#### Exercise requirements:
Copy without pictures. Please restate each line of the listing exactly.

-----

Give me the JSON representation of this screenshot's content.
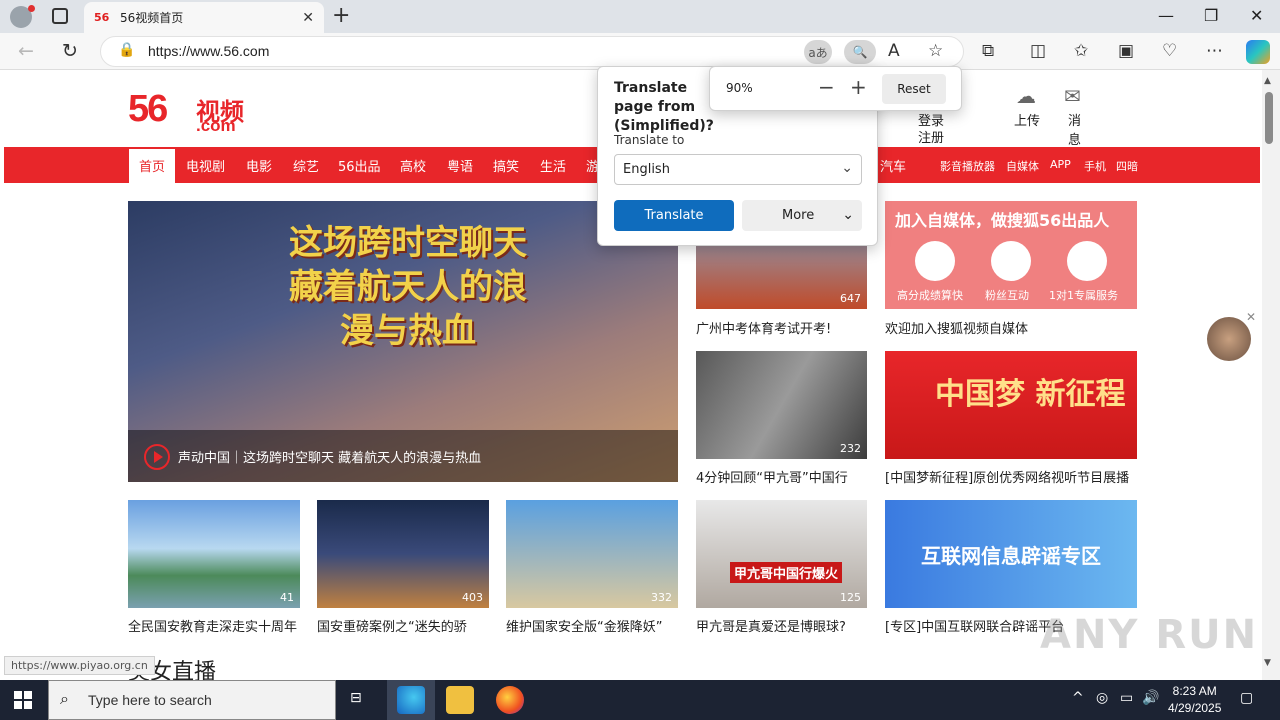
{
  "browser": {
    "tab_title": "56视频首页",
    "tab_favicon": "56",
    "url": "https://www.56.com",
    "translate_icon": "aあ"
  },
  "site": {
    "logo_num": "56",
    "logo_cn": "视频",
    "logo_com": ".com",
    "header": {
      "login": "登录",
      "register": "注册",
      "upload": "上传",
      "messages_1": "消",
      "messages_2": "息"
    },
    "nav": [
      "首页",
      "电视剧",
      "电影",
      "综艺",
      "56出品",
      "高校",
      "粤语",
      "搞笑",
      "生活",
      "游",
      "汽车",
      "影音播放器",
      "自媒体",
      "APP",
      "手机",
      "四暗"
    ],
    "hero": {
      "title": "这场跨时空聊天藏着航天人的浪漫与热血",
      "caption": "声动中国｜这场跨时空聊天 藏着航天人的浪漫与热血"
    },
    "tiles": [
      {
        "count": "647",
        "caption": "广州中考体育考试开考!"
      },
      {
        "banner": "加入自媒体，做搜狐56出品人",
        "labels": [
          "高分成绩算快",
          "粉丝互动",
          "1对1专属服务"
        ],
        "caption": "欢迎加入搜狐视频自媒体"
      },
      {
        "count": "232",
        "caption": "4分钟回顾“甲亢哥”中国行"
      },
      {
        "banner": "中国梦 新征程",
        "caption": "[中国梦新征程]原创优秀网络视听节目展播"
      },
      {
        "count": "41",
        "caption": "全民国安教育走深走实十周年"
      },
      {
        "count": "403",
        "caption": "国安重磅案例之“迷失的骄"
      },
      {
        "count": "332",
        "caption": "维护国家安全版“金猴降妖”"
      },
      {
        "count": "125",
        "banner": "甲亢哥中国行爆火",
        "caption": "甲亢哥是真爱还是博眼球?"
      },
      {
        "banner": "互联网信息辟谣专区",
        "caption": "[专区]中国互联网联合辟谣平台"
      }
    ],
    "section_title": "美女直播",
    "status_url": "https://www.piyao.org.cn"
  },
  "translate_popup": {
    "title": "Translate page from (Simplified)?",
    "translate_to_label": "Translate to",
    "language": "English",
    "translate_button": "Translate",
    "more_button": "More"
  },
  "zoom_popup": {
    "value": "90%",
    "minus": "−",
    "plus": "+",
    "reset": "Reset"
  },
  "watermark": "ANY RUN",
  "taskbar": {
    "search_placeholder": "Type here to search",
    "time": "8:23 AM",
    "date": "4/29/2025"
  }
}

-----

#### Solution:
Give me the JSON representation of this screenshot's content.
{
  "browser": {
    "tab_title": "56视频首页",
    "tab_favicon": "56",
    "url": "https://www.56.com",
    "translate_icon": "aあ"
  },
  "site": {
    "logo_num": "56",
    "logo_cn": "视频",
    "logo_com": ".com",
    "header": {
      "login": "登录",
      "register": "注册",
      "upload": "上传",
      "messages_1": "消",
      "messages_2": "息"
    },
    "nav": [
      "首页",
      "电视剧",
      "电影",
      "综艺",
      "56出品",
      "高校",
      "粤语",
      "搞笑",
      "生活",
      "游",
      "汽车",
      "影音播放器",
      "自媒体",
      "APP",
      "手机",
      "四暗"
    ],
    "hero": {
      "title": "这场跨时空聊天藏着航天人的浪漫与热血",
      "caption": "声动中国｜这场跨时空聊天 藏着航天人的浪漫与热血"
    },
    "tiles": [
      {
        "count": "647",
        "caption": "广州中考体育考试开考!"
      },
      {
        "banner": "加入自媒体，做搜狐56出品人",
        "labels": [
          "高分成绩算快",
          "粉丝互动",
          "1对1专属服务"
        ],
        "caption": "欢迎加入搜狐视频自媒体"
      },
      {
        "count": "232",
        "caption": "4分钟回顾“甲亢哥”中国行"
      },
      {
        "banner": "中国梦 新征程",
        "caption": "[中国梦新征程]原创优秀网络视听节目展播"
      },
      {
        "count": "41",
        "caption": "全民国安教育走深走实十周年"
      },
      {
        "count": "403",
        "caption": "国安重磅案例之“迷失的骄"
      },
      {
        "count": "332",
        "caption": "维护国家安全版“金猴降妖”"
      },
      {
        "count": "125",
        "banner": "甲亢哥中国行爆火",
        "caption": "甲亢哥是真爱还是博眼球?"
      },
      {
        "banner": "互联网信息辟谣专区",
        "caption": "[专区]中国互联网联合辟谣平台"
      }
    ],
    "section_title": "美女直播",
    "status_url": "https://www.piyao.org.cn"
  },
  "translate_popup": {
    "title": "Translate page from (Simplified)?",
    "translate_to_label": "Translate to",
    "language": "English",
    "translate_button": "Translate",
    "more_button": "More"
  },
  "zoom_popup": {
    "value": "90%",
    "minus": "−",
    "plus": "+",
    "reset": "Reset"
  },
  "watermark": "ANY RUN",
  "taskbar": {
    "search_placeholder": "Type here to search",
    "time": "8:23 AM",
    "date": "4/29/2025"
  }
}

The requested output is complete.